## Work item
Return every line from the records below in which the word "title" is found.

(Dataset entries)
╔══
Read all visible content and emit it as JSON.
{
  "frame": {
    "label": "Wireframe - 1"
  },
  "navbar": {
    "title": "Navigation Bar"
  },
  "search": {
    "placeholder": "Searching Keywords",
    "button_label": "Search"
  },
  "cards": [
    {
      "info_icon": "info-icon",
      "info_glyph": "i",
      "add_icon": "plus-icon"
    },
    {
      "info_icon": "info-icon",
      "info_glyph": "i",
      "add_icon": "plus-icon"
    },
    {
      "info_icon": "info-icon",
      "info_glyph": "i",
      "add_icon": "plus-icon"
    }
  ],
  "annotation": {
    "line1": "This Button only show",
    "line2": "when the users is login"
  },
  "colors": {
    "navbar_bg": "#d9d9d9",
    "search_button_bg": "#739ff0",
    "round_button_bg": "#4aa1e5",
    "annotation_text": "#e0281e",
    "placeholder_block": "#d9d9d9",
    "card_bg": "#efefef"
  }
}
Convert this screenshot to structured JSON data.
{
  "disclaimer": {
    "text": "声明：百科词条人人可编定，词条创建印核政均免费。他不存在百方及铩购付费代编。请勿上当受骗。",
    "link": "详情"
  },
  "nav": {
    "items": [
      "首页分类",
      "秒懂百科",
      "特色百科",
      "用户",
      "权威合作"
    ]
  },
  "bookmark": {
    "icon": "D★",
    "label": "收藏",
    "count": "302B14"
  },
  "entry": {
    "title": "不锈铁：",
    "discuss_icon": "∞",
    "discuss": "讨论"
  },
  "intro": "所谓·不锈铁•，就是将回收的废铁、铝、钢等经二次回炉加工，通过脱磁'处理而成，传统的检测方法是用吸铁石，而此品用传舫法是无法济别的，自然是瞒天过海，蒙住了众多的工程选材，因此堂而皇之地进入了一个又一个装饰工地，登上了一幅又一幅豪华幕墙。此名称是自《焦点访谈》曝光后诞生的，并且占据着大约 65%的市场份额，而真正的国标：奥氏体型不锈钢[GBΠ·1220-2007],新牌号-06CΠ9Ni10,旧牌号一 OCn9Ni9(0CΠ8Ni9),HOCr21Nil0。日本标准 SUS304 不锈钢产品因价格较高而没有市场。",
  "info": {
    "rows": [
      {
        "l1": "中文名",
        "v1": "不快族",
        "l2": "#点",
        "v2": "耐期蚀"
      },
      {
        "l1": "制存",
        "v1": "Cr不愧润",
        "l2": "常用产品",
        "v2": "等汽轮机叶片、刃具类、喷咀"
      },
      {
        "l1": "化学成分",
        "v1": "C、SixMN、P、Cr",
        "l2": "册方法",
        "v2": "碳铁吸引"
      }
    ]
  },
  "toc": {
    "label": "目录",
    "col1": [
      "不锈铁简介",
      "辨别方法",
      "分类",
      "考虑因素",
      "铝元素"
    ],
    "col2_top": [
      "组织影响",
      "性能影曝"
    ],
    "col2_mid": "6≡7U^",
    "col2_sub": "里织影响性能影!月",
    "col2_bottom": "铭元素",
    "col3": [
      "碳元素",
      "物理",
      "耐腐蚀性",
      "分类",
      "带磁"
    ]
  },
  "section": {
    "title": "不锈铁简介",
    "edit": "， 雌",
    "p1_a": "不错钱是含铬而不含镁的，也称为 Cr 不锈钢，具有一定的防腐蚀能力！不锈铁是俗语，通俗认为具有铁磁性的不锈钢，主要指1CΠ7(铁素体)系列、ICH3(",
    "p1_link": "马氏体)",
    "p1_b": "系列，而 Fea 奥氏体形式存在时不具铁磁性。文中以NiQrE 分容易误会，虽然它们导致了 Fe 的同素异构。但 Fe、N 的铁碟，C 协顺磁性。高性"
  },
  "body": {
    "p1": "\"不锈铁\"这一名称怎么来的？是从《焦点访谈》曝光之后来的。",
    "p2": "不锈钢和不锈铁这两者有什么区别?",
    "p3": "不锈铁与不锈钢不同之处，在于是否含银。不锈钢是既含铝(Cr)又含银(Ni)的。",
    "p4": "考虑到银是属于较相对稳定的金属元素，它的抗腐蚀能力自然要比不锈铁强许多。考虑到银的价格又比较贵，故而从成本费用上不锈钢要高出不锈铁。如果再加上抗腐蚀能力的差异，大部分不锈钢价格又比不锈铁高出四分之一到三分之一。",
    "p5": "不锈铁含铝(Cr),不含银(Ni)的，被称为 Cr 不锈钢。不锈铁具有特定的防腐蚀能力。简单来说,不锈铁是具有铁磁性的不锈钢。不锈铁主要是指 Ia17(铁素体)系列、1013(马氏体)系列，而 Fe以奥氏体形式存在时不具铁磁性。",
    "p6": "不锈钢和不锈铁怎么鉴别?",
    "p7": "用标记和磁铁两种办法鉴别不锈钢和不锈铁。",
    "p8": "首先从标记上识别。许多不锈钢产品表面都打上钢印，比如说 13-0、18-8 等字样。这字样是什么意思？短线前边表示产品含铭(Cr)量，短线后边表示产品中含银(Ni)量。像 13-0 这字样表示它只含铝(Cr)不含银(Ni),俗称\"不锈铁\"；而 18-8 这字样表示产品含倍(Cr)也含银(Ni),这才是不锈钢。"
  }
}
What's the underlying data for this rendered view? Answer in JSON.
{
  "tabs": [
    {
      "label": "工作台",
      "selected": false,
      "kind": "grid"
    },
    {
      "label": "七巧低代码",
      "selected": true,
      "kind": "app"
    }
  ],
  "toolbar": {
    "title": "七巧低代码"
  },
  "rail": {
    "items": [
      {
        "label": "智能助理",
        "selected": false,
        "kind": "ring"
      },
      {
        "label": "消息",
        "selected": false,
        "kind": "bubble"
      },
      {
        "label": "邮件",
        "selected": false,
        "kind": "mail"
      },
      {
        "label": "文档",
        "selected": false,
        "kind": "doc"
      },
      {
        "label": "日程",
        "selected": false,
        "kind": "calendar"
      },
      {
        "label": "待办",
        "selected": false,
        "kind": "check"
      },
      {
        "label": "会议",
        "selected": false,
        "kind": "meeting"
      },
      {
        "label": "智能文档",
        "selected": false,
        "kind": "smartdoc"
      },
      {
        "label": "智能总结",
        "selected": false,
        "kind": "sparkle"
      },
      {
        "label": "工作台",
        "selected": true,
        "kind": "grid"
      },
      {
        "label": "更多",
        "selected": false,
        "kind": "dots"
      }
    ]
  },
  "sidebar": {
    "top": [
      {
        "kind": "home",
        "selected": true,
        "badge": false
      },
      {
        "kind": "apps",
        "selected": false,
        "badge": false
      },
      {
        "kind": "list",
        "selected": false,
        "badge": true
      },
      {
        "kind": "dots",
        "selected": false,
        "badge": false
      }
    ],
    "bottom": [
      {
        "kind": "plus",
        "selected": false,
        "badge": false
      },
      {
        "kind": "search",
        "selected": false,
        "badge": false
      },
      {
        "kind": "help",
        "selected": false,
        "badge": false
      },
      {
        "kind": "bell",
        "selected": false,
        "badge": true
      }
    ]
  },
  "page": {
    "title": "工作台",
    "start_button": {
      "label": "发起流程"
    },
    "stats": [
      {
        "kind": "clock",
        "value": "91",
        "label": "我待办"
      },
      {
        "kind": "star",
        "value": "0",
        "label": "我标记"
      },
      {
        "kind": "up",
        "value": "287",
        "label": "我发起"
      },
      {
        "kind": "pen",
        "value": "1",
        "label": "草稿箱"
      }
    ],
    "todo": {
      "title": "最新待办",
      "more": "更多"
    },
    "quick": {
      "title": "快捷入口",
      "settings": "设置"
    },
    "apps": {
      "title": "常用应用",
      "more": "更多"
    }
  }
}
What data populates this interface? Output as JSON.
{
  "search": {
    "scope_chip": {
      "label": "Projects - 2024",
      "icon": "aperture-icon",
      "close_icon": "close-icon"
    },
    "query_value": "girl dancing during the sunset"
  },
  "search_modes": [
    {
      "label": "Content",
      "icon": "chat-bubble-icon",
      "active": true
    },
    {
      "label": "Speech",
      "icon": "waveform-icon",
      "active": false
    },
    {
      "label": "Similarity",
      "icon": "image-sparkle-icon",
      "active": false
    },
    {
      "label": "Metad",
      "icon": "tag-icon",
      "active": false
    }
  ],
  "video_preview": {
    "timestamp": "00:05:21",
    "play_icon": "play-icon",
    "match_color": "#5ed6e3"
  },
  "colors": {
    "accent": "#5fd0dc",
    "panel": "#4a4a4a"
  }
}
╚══
## Result of this task
    "title": "Navigation Bar"
    "title": "不锈铁：",
    "title": "不锈铁简介",
    "title": "七巧低代码"
    "title": "工作台",
      "title": "最新待办",
      "title": "快捷入口",
      "title": "常用应用",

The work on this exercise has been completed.